- How you’re feeling
Before and after you have done your run, there is a feature where it gets you to rate your mood. I think this is because doing exercise should always lift your mood. So it wants to show you if your feeling a little rubbish before your run, after you should feel better than when you first started. Thus drawing your attention to the positive mental improvements you also gain from doing exercise. The app does this in the way of smiley faces.
The best thing about this app is that it absolutely free. You can download the podcasts from the NHS website
For the app, you can download it from:
or Google Play:
Based on the recent developments in with the app, I think this is a fantastic programme that you can gain free! I’m comparing this to another similar app I purchased (because NHS only had podcasts at the time) and it does pretty much the same thing. The whole concept is the same. The only real difference between this app and paid ones is; the integration with other apps, collecting badges for reaching goals and completing 5k in 8 weeks instead of 9 weeks. Stripping the “fancy” stuff out, the core programme is exactly the same.
Is it really for everyone?
In terms of levels of fitness its right for everyone. I mean everyone. When I first completed the 5k I was classed as obese and I still ended up running for over 30 mins by the end of the programme. I’ve since completed this quite a few more times over the years along with my husband which I would say is much fitter than I am. So realistically the first few weeks he found a breeze, but catching on half way through the programme, he found it beneficial to push his fitness more.
This programme will get you to that 5k, but maintaining it is down to how much you carry on after. For me I’m on this programme on and off as I find it great to slowly guide me into getting fit without killing sessions.
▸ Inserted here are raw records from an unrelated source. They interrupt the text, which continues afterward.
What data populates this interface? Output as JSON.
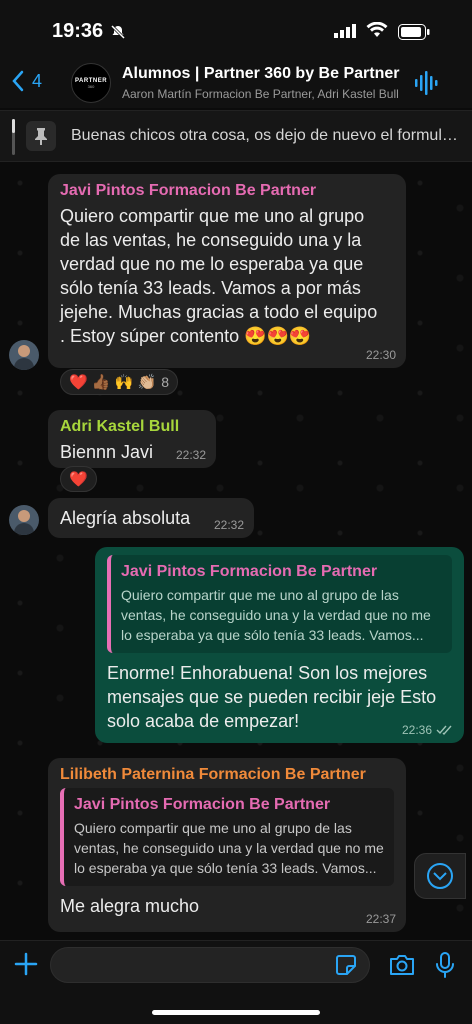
{
  "status": {
    "time": "19:36"
  },
  "header": {
    "back_count": "4",
    "title": "Alumnos | Partner 360 by Be Partner",
    "members": "Aaron Martín Formacion Be Partner, Adri Kastel Bull",
    "avatar_brand": "PARTNER",
    "avatar_sub": "360"
  },
  "pinned": {
    "text": "Buenas chicos otra cosa, os dejo de nuevo el formulario"
  },
  "messages": [
    {
      "sender": "Javi Pintos Formacion Be Partner",
      "sender_color": "#e56bb2",
      "text": "Quiero compartir que me uno al grupo de las ventas, he conseguido una y la verdad que no me lo esperaba ya que sólo tenía 33 leads. Vamos a por más jejehe. Muchas gracias a todo el equipo . Estoy súper contento 😍😍😍",
      "time": "22:30",
      "reactions": "❤️ 👍🏾 🙌 👏🏼",
      "reaction_count": "8"
    },
    {
      "sender": "Adri Kastel Bull",
      "sender_color": "#a7d63c",
      "text": "Biennn Javi",
      "time": "22:32",
      "reactions": "❤️"
    },
    {
      "text": "Alegría absoluta",
      "time": "22:32"
    },
    {
      "outgoing": true,
      "quote_name": "Javi Pintos Formacion Be Partner",
      "quote_text": "Quiero compartir que me uno al grupo de las ventas, he conseguido una y la verdad que no me lo esperaba ya que sólo tenía 33 leads. Vamos...",
      "text": "Enorme! Enhorabuena! Son los mejores mensajes que se pueden recibir jeje Esto solo acaba de empezar!",
      "time": "22:36"
    },
    {
      "sender": "Lilibeth Paternina Formacion Be Partner",
      "sender_color": "#f08a3a",
      "quote_name": "Javi Pintos Formacion Be Partner",
      "quote_text": "Quiero compartir que me uno al grupo de las ventas, he conseguido una y la verdad que no me lo esperaba ya que sólo tenía 33 leads. Vamos...",
      "text": "Me alegra mucho",
      "time": "22:37"
    }
  ],
  "composer": {
    "placeholder": ""
  },
  "colors": {
    "accent": "#2aa5f5",
    "outgoing_bubble": "#0b4d3d",
    "incoming_bubble": "#232323"
  }
}
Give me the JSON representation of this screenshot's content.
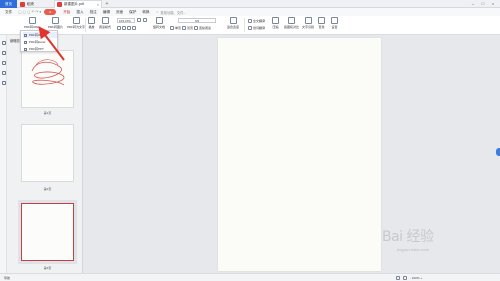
{
  "titlebar": {
    "home": "首页",
    "tab1": "稻壳",
    "tab2": "新建图片.pdf"
  },
  "menu": {
    "file": "文件",
    "items": [
      "开始",
      "插入",
      "批注",
      "编辑",
      "页面",
      "保护",
      "转换"
    ],
    "search": "查找功能、文件..."
  },
  "toolbar": {
    "pdf_to_office": "PDF转Office",
    "pdf_to_image": "PDF转图片",
    "pdf_to_text": "PDF转为文字",
    "play": "播放",
    "print_preview": "阅读模式",
    "zoom": "103.47%",
    "rotate": "旋转文档",
    "single_page": "单页",
    "double_page": "双页",
    "continuous": "连续阅读",
    "fit_width": "适合宽度",
    "page_indicator": "3/3",
    "bg": "背景",
    "full_trans": "全文翻译",
    "translate": "划词翻译",
    "compress": "压缩",
    "screenshot": "截图和对比",
    "ocr": "文字识别",
    "find": "查找",
    "settings": "设置"
  },
  "panel": {
    "title": "缩略图",
    "thumbs": [
      {
        "label": "第1页"
      },
      {
        "label": "第2页"
      },
      {
        "label": "第3页"
      }
    ]
  },
  "dropdown": {
    "items": [
      "PDF转Word",
      "PDF转Excel",
      "PDF转PPT"
    ]
  },
  "watermark": {
    "main": "Bai 经验",
    "sub": "jingyan.baidu.com"
  },
  "status": {
    "left": "导航",
    "right": "- 100% +"
  },
  "colors": {
    "accent": "#2f6fdc",
    "arrow": "#e0342c"
  }
}
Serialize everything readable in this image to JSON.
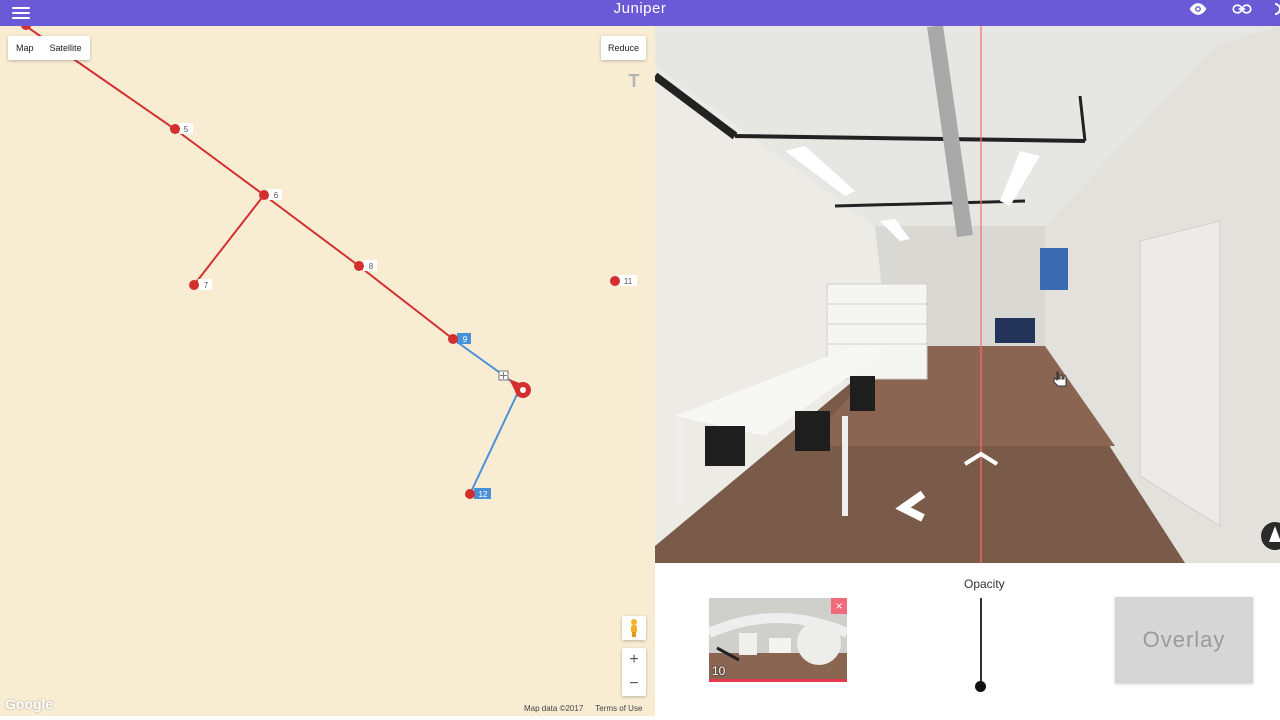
{
  "app": {
    "title": "Juniper"
  },
  "map": {
    "type_buttons": [
      "Map",
      "Satellite"
    ],
    "reduce_label": "Reduce",
    "text_tool": "T",
    "google_logo": "Google",
    "footer": {
      "data": "Map data ©2017",
      "terms": "Terms of Use"
    },
    "zoom_in": "+",
    "zoom_out": "−",
    "nodes": [
      "5",
      "6",
      "7",
      "8",
      "9",
      "11",
      "12"
    ],
    "colors": {
      "red_path": "#d32f2f",
      "blue_path": "#4a90d9",
      "background": "#f8edd3"
    }
  },
  "panel": {
    "thumb_number": "10",
    "thumb_close": "×",
    "opacity_label": "Opacity",
    "opacity_value": 0,
    "overlay_label": "Overlay"
  },
  "colors": {
    "topbar": "#6a5ad6",
    "accent_red": "#e53950"
  }
}
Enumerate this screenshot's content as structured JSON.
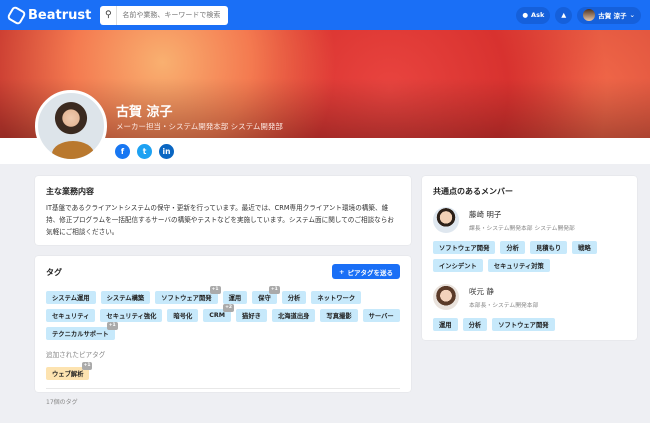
{
  "header": {
    "brand": "Beatrust",
    "search_placeholder": "名前や業務、キーワードで検索",
    "ask_label": "Ask",
    "user_name": "古賀 涼子"
  },
  "profile": {
    "name": "古賀 涼子",
    "role": "メーカー担当・システム開発本部 システム開発部",
    "social": [
      "f",
      "t",
      "in"
    ]
  },
  "duties": {
    "title": "主な業務内容",
    "text": "IT基盤であるクライアントシステムの保守・更新を行っています。最近では、CRM専用クライアント環境の構築、維持、修正プログラムを一括配信するサーバの構築やテストなどを実施しています。システム面に関してのご相談ならお気軽にご相談ください。"
  },
  "tags": {
    "title": "タグ",
    "send_button": "ピアタグを送る",
    "items": [
      {
        "label": "システム運用"
      },
      {
        "label": "システム構築"
      },
      {
        "label": "ソフトウェア開発",
        "badge": "+1"
      },
      {
        "label": "運用"
      },
      {
        "label": "保守",
        "badge": "+1"
      },
      {
        "label": "分析"
      },
      {
        "label": "ネットワーク"
      },
      {
        "label": "セキュリティ"
      },
      {
        "label": "セキュリティ強化"
      },
      {
        "label": "暗号化"
      },
      {
        "label": "CRM",
        "badge": "+2"
      },
      {
        "label": "猫好き"
      },
      {
        "label": "北海道出身"
      },
      {
        "label": "写真撮影"
      },
      {
        "label": "サーバー"
      },
      {
        "label": "テクニカルサポート",
        "badge": "+1"
      }
    ],
    "peer_title": "追加されたピアタグ",
    "peer_items": [
      {
        "label": "ウェブ解析",
        "badge": "+1"
      }
    ],
    "count": "17個のタグ"
  },
  "members": {
    "title": "共通点のあるメンバー",
    "list": [
      {
        "name": "藤崎 明子",
        "role": "課長・システム開発本部 システム開発部",
        "tags": [
          "ソフトウェア開発",
          "分析",
          "見積もり",
          "戦略",
          "インシデント",
          "セキュリティ対策"
        ]
      },
      {
        "name": "咲元 静",
        "role": "本部長・システム開発本部",
        "tags": [
          "運用",
          "分析",
          "ソフトウェア開発"
        ]
      }
    ]
  },
  "colors": {
    "primary": "#1a6ff6",
    "tag": "#c7e9fb",
    "peer_tag": "#fde3b0"
  }
}
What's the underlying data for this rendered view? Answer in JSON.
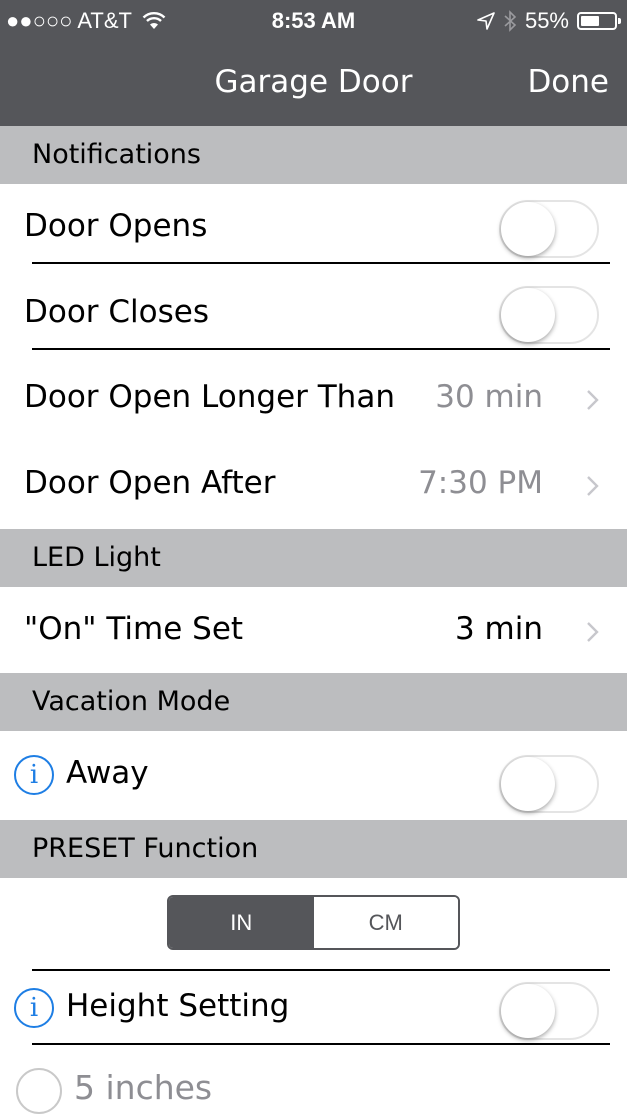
{
  "status_bar": {
    "carrier": "●●○○○ AT&T",
    "time": "8:53 AM",
    "battery_text": "55%",
    "battery_level": 0.55
  },
  "nav": {
    "title": "Garage Door",
    "done_label": "Done"
  },
  "notifications": {
    "header": "Notifications",
    "door_opens": {
      "label": "Door Opens",
      "on": false
    },
    "door_closes": {
      "label": "Door Closes",
      "on": false
    },
    "open_longer": {
      "label": "Door Open Longer Than",
      "value": "30 min"
    },
    "open_after": {
      "label": "Door Open After",
      "value": "7:30 PM"
    }
  },
  "led_light": {
    "header": "LED Light",
    "on_time": {
      "label": "\"On\" Time Set",
      "value": "3 min"
    }
  },
  "vacation": {
    "header": "Vacation Mode",
    "away": {
      "label": "Away",
      "on": false,
      "info_glyph": "i"
    }
  },
  "preset": {
    "header": "PRESET Function",
    "unit_options": [
      "IN",
      "CM"
    ],
    "selected_unit": "IN",
    "height_setting": {
      "label": "Height Setting",
      "on": false,
      "info_glyph": "i"
    },
    "height_option": {
      "label": "5 inches",
      "selected": false
    }
  },
  "colors": {
    "bar_bg": "#55565a",
    "section_bg": "#bcbdbf",
    "info_blue": "#1e7ee4",
    "secondary_text": "#8e8e93"
  },
  "icons": [
    "wifi-icon",
    "location-arrow-icon",
    "bluetooth-icon",
    "battery-icon",
    "chevron-right-icon",
    "info-icon",
    "radio-button-icon"
  ]
}
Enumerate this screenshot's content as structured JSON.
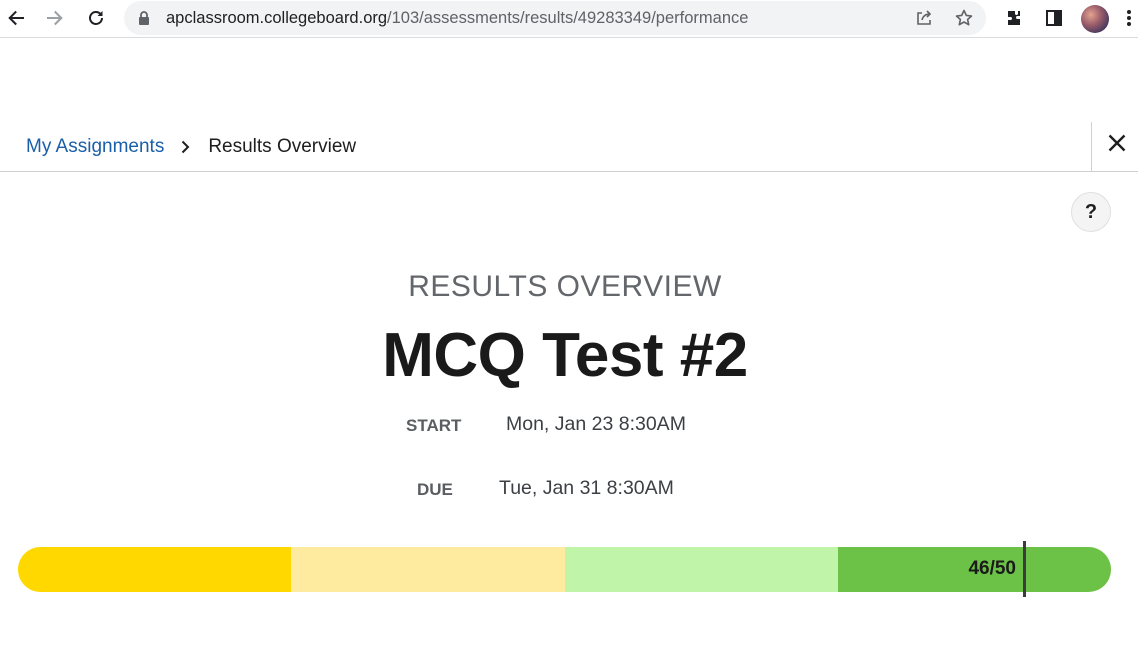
{
  "browser": {
    "url_host": "apclassroom.collegeboard.org",
    "url_path": "/103/assessments/results/49283349/performance",
    "icons": [
      "back-icon",
      "forward-icon",
      "reload-icon",
      "lock-icon",
      "share-icon",
      "star-icon",
      "extensions-icon",
      "side-panel-icon",
      "profile-avatar",
      "more-menu-icon"
    ]
  },
  "breadcrumb": {
    "link_label": "My Assignments",
    "current_label": "Results Overview"
  },
  "help": {
    "label": "?"
  },
  "main": {
    "eyebrow": "RESULTS OVERVIEW",
    "title": "MCQ Test #2",
    "start_label": "START",
    "start_value": "Mon, Jan 23 8:30AM",
    "due_label": "DUE",
    "due_value": "Tue, Jan 31 8:30AM"
  },
  "score": {
    "label": "46/50",
    "earned": 46,
    "total": 50,
    "segment_colors": [
      "#ffd800",
      "#ffeb9f",
      "#c0f4a9",
      "#6cc247"
    ]
  },
  "colors": {
    "link": "#1a5fa8",
    "title": "#1a1a1a",
    "muted": "#63666a"
  }
}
You do feel you work hard, but not to the point where its strenuous like HITT or spinning class would be.